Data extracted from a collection
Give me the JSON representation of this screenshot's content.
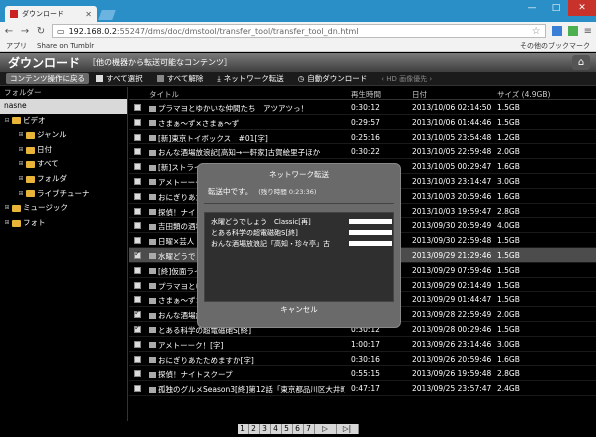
{
  "browser": {
    "tab_title": "ダウンロード",
    "url_host": "192.168.0.2",
    "url_path": ":55247/dms/doc/dmstool/transfer_tool/transfer_tool_dn.html",
    "bookmarks": [
      "アプリ",
      "Share on Tumblr"
    ],
    "other_bookmarks": "その他のブックマーク"
  },
  "app": {
    "title": "ダウンロード",
    "subtitle": "［他の機器から転送可能なコンテンツ］"
  },
  "actions": {
    "back": "コンテンツ操作に戻る",
    "select_all": "すべて選択",
    "deselect_all": "すべて解除",
    "network_transfer": "ネットワーク転送",
    "auto_download": "自動ダウンロード",
    "hd_priority": "‹ HD 画像優先 ›"
  },
  "sidebar": {
    "header": "フォルダー",
    "items": [
      {
        "label": "nasne",
        "level": 0,
        "toggle": "",
        "icon": false,
        "selected": true
      },
      {
        "label": "ビデオ",
        "level": 0,
        "toggle": "⊟",
        "icon": true,
        "selected": false
      },
      {
        "label": "ジャンル",
        "level": 1,
        "toggle": "⊞",
        "icon": true,
        "selected": false
      },
      {
        "label": "日付",
        "level": 1,
        "toggle": "⊞",
        "icon": true,
        "selected": false
      },
      {
        "label": "すべて",
        "level": 1,
        "toggle": "⊞",
        "icon": true,
        "selected": false
      },
      {
        "label": "フォルダ",
        "level": 1,
        "toggle": "⊞",
        "icon": true,
        "selected": false
      },
      {
        "label": "ライブチューナ",
        "level": 1,
        "toggle": "⊞",
        "icon": true,
        "selected": false
      },
      {
        "label": "ミュージック",
        "level": 0,
        "toggle": "⊞",
        "icon": true,
        "selected": false
      },
      {
        "label": "フォト",
        "level": 0,
        "toggle": "⊞",
        "icon": true,
        "selected": false
      }
    ]
  },
  "list": {
    "headers": {
      "title": "タイトル",
      "time": "再生時間",
      "date": "日付",
      "size": "サイズ (4.9GB)"
    },
    "rows": [
      {
        "title": "プラマヨとゆかいな仲間たち　アツアツっ！",
        "time": "0:30:12",
        "date": "2013/10/06 02:14:50",
        "size": "1.5GB",
        "checked": false
      },
      {
        "title": "さまぁ～ず×さまぁ～ず",
        "time": "0:29:57",
        "date": "2013/10/06 01:44:46",
        "size": "1.5GB",
        "checked": false
      },
      {
        "title": "[新]東京トイボックス　#01[字]",
        "time": "0:25:16",
        "date": "2013/10/05 23:54:48",
        "size": "1.2GB",
        "checked": false
      },
      {
        "title": "おんな酒場放浪記[高知→一軒家]古賀絵里子ほか",
        "time": "0:30:22",
        "date": "2013/10/05 22:59:48",
        "size": "2.0GB",
        "checked": false
      },
      {
        "title": "[新]ストライク・ザ・ブラッド",
        "time": "0:30:16",
        "date": "2013/10/05 00:29:47",
        "size": "1.6GB",
        "checked": false
      },
      {
        "title": "アメトーーーク",
        "time": "0:50:25",
        "date": "2013/10/03 23:14:47",
        "size": "3.0GB",
        "checked": false
      },
      {
        "title": "おにぎりあたためますか",
        "time": "0:30:16",
        "date": "2013/10/03 20:59:46",
        "size": "1.6GB",
        "checked": false
      },
      {
        "title": "探偵！ナイトスクープ",
        "time": "0:55:15",
        "date": "2013/10/03 19:59:47",
        "size": "2.8GB",
        "checked": false
      },
      {
        "title": "吉田類の酒場放浪記",
        "time": "0:30:22",
        "date": "2013/09/30 20:59:49",
        "size": "4.0GB",
        "checked": false
      },
      {
        "title": "日曜×芸人",
        "time": "0:30:12",
        "date": "2013/09/30 22:59:48",
        "size": "1.5GB",
        "checked": false
      },
      {
        "title": "水曜どうでしょう　Classic[再]",
        "time": "0:30:12",
        "date": "2013/09/29 21:29:46",
        "size": "1.5GB",
        "checked": true,
        "selected": true
      },
      {
        "title": "[終]仮面ライダー",
        "time": "0:30:12",
        "date": "2013/09/29 07:59:46",
        "size": "1.5GB",
        "checked": false
      },
      {
        "title": "プラマヨとゆかいな仲間たち",
        "time": "0:30:12",
        "date": "2013/09/29 02:14:49",
        "size": "1.5GB",
        "checked": false
      },
      {
        "title": "さまぁ～ず×さまぁ～ず",
        "time": "0:30:12",
        "date": "2013/09/29 01:44:47",
        "size": "1.5GB",
        "checked": false
      },
      {
        "title": "おんな酒場放浪記「高知・珍々亭」",
        "time": "0:30:12",
        "date": "2013/09/28 22:59:49",
        "size": "2.0GB",
        "checked": true
      },
      {
        "title": "とある科学の超電磁砲S[終]",
        "time": "0:30:12",
        "date": "2013/09/28 00:29:46",
        "size": "1.5GB",
        "checked": true
      },
      {
        "title": "アメトーーク！[字]",
        "time": "1:00:17",
        "date": "2013/09/26 23:14:46",
        "size": "3.0GB",
        "checked": false
      },
      {
        "title": "おにぎりあたためますか[字]",
        "time": "0:30:16",
        "date": "2013/09/26 20:59:46",
        "size": "1.6GB",
        "checked": false
      },
      {
        "title": "探偵！ナイトスクープ",
        "time": "0:55:15",
        "date": "2013/09/26 19:59:48",
        "size": "2.8GB",
        "checked": false
      },
      {
        "title": "孤独のグルメSeason3[終]第12話「東京都品川区大井町…」",
        "time": "0:47:17",
        "date": "2013/09/25 23:57:47",
        "size": "2.4GB",
        "checked": false
      }
    ]
  },
  "pager": {
    "pages": [
      "1",
      "2",
      "3",
      "4",
      "5",
      "6",
      "7"
    ],
    "next": "▷",
    "last": "▷|"
  },
  "modal": {
    "title": "ネットワーク転送",
    "status": "転送中です。",
    "remaining": "(残り時間 0:23:36)",
    "items": [
      {
        "label": "水曜どうでしょう　Classic[再]",
        "progress": 1.0
      },
      {
        "label": "とある科学の超電磁砲S[終]",
        "progress": 1.0
      },
      {
        "label": "おんな酒場放浪記「高知・珍々亭」古",
        "progress": 1.0
      }
    ],
    "cancel": "キャンセル"
  },
  "colors": {
    "chrome_blue": "#2b8fc7",
    "folder_yellow": "#e8b43a",
    "row_selected": "#4c4c4c"
  }
}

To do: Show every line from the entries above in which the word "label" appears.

Solution to the problem:
        "label": "nasne",
        "label": "ビデオ",
        "label": "ジャンル",
        "label": "日付",
        "label": "すべて",
        "label": "フォルダ",
        "label": "ライブチューナ",
        "label": "ミュージック",
        "label": "フォト",
        "label": "水曜どうでしょう　Classic[再]",
        "label": "とある科学の超電磁砲S[終]",
        "label": "おんな酒場放浪記「高知・珍々亭」古",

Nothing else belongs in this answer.